Read more about Iain’s academic career here.

Vice Convener: Sir Paul Grice

Sir Paul Grice was elected to serve as Vice Convener from August 2022.

The Vice Convener is elected every two years by fellow Principals. Together the two roles help to achieve broad representation across a diverse sector.

Since his appointment at Queen Margaret University, Sir Paul quickly established his commitment to the sector in Scotland by serving as the Convener of our Learning and Teaching Committee from 2020, where he worked closely on issues such as widening access, quality enhancement and skills. Paul is also a member of Universities Scotland’s Governance Group.

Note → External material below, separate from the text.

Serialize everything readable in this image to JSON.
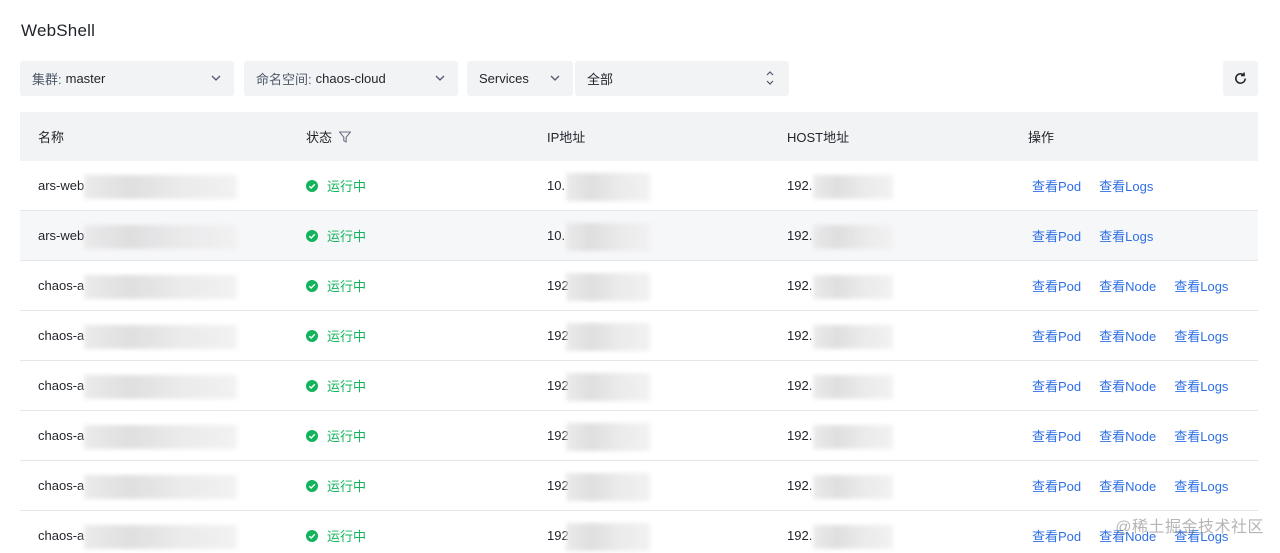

Sir Paul is passionate about the transformative impact that higher education can have on individuals as an engine for social justice. He sees opportunities across the sector, and wants to build a better understanding within government, its agencies and other stakeholders of the contribution universities make as a result of both their domestic and international work.

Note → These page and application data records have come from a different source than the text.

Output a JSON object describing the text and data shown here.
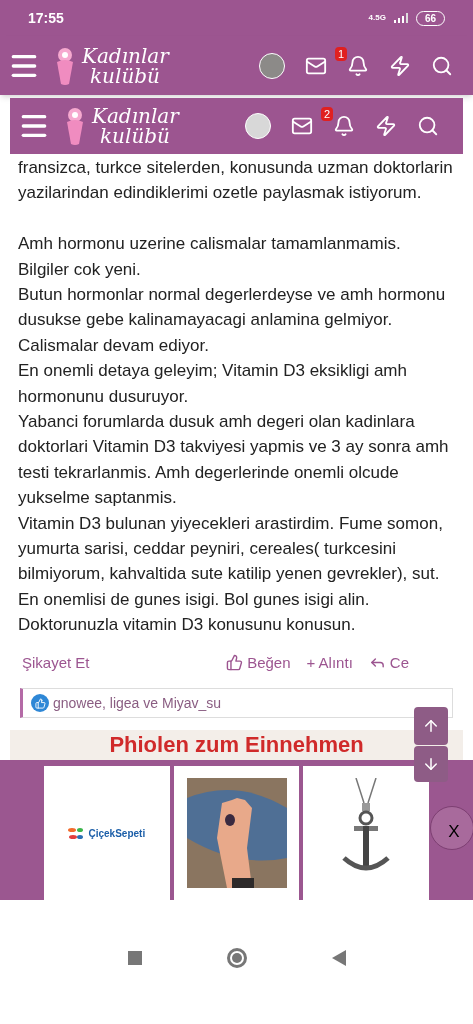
{
  "status_bar": {
    "time": "17:55",
    "network": "4.5G",
    "battery": "66"
  },
  "app_header": {
    "logo_line1": "Kadınlar",
    "logo_line2": "kulübü",
    "notification_count": "1"
  },
  "site_header": {
    "logo_line1": "Kadınlar",
    "logo_line2": "kulübü",
    "notification_count": "2"
  },
  "post_paragraphs": [
    [
      "fransizca, turkce sitelerden, konusunda uzman doktorlarin yazilarindan edindiklerimi ozetle paylasmak istiyorum."
    ],
    [
      "Amh hormonu uzerine calismalar tamamlanmamis.",
      "Bilgiler cok yeni.",
      "Butun hormonlar normal degerlerdeyse ve amh hormonu dusukse gebe kalinamayacagi anlamina gelmiyor. Calismalar devam ediyor.",
      "En onemli detaya geleyim; Vitamin D3 eksikligi amh hormonunu dusuruyor.",
      "Yabanci forumlarda dusuk amh degeri olan kadinlara doktorlari Vitamin D3 takviyesi yapmis ve 3 ay sonra amh testi tekrarlanmis. Amh degerlerinde onemli olcude yukselme saptanmis.",
      "Vitamin D3 bulunan yiyecekleri arastirdim. Fume somon, yumurta sarisi, ceddar peyniri, cereales( turkcesini bilmiyorum, kahvaltida sute katilip yenen gevrekler), sut.",
      "En onemlisi de gunes isigi. Bol gunes isigi alin.",
      "Doktorunuzla vitamin D3 konusunu konusun."
    ]
  ],
  "post_actions": {
    "report": "Şikayet Et",
    "like": "Beğen",
    "quote": "+ Alıntı",
    "reply": "Ce"
  },
  "likes": "gnowee, ligea ve Miyav_su",
  "ad_banner": {
    "text": "Phiolen zum Einnehmen",
    "close": "X"
  },
  "ad_cards": [
    {
      "kind": "logo",
      "text": "ÇiçekSepeti"
    },
    {
      "kind": "picture"
    },
    {
      "kind": "picture"
    }
  ]
}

Key Facts

  • Principal of: Queen Margaret University.
  • Route into university: Paul grew up in York. He has a deep-felt personal commitment to widening participation in higher education having come to university through further education college.
  • Academic specialism: Paul has had a number of roles in higher education governance across different institutions. These roles have included a member of the Economic and Social Research Council, board member of Policy Scotland and fellowships of the Royal Society of Edinburgh and the Centre for Science and Policy.
  • Career profile: Paul held the position of Clerk and Chief Executive of the Scottish Parliament from its inception in 1999 until he joined QMU, leading the delivery of all services to the Parliament alongside acting as its principal adviser on procedural and constitutional matters.

Read more about Paul’s academic career here.

Director: Claire McPherson

Claire McPherson became Director of Universities Scotland on 25 March 2024, joining from the Scottish Government.

Claire has worked in various roles in over a decade of service in the Scottish Government, including: Constitutional Policy and Engagement in the lead up to the 2014 Independence Referendum; Cross Government Strategy and Programme for Government delivery; Deputy Head of First Minister Policy and Delivery Unit; Public Sector Reform; Community Empowerment; Third Sector strategic lead; Population and Migration Strategy.

Prior to the Scottish Government, Claire served as the Deputy Director of Policy at the Scottish Funding Council. She also has ten years in a variety of roles at the Youth Justice Board for England and Wales.